## [Action item]
If a line in the records below contains the word "title", return that line.

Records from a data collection
###

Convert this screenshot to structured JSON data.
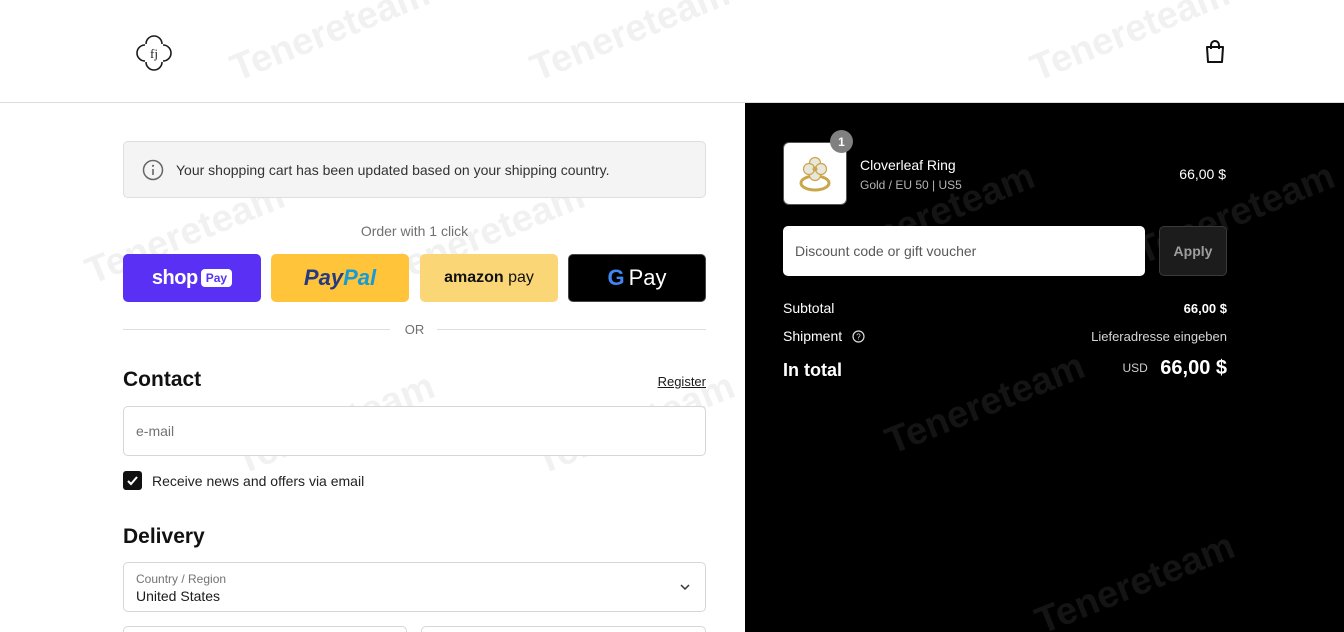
{
  "header": {
    "logo_text": "fj"
  },
  "watermark": "Tenereteam",
  "notice": {
    "text": "Your shopping cart has been updated based on your shipping country."
  },
  "express": {
    "title": "Order with 1 click",
    "shop_word": "shop",
    "shop_pay": "Pay",
    "paypal_a": "Pay",
    "paypal_b": "Pal",
    "amazon_a": "amazon",
    "amazon_b": " pay",
    "gpay_g": "G",
    "gpay_word": "Pay"
  },
  "or_label": "OR",
  "contact": {
    "title": "Contact",
    "register_link": "Register",
    "email_placeholder": "e-mail",
    "newsletter_label": "Receive news and offers via email",
    "newsletter_checked": true
  },
  "delivery": {
    "title": "Delivery",
    "country_label": "Country / Region",
    "country_value": "United States"
  },
  "summary": {
    "quantity": "1",
    "product_name": "Cloverleaf Ring",
    "product_variant": "Gold / EU 50 | US5",
    "product_price": "66,00 $",
    "discount_placeholder": "Discount code or gift voucher",
    "apply_label": "Apply",
    "subtotal_label": "Subtotal",
    "subtotal_value": "66,00 $",
    "shipment_label": "Shipment",
    "shipment_value": "Lieferadresse eingeben",
    "total_label": "In total",
    "total_currency": "USD",
    "total_value": "66,00 $"
  },
  "colors": {
    "shop_pay": "#5a31f4",
    "paypal": "#ffc439",
    "amazon_pay": "#fad676",
    "google_pay": "#000000",
    "summary_bg": "#000000"
  }
}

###

## [Answer section]
    "title": "Order with 1 click",
    "title": "Contact",
    "title": "Delivery",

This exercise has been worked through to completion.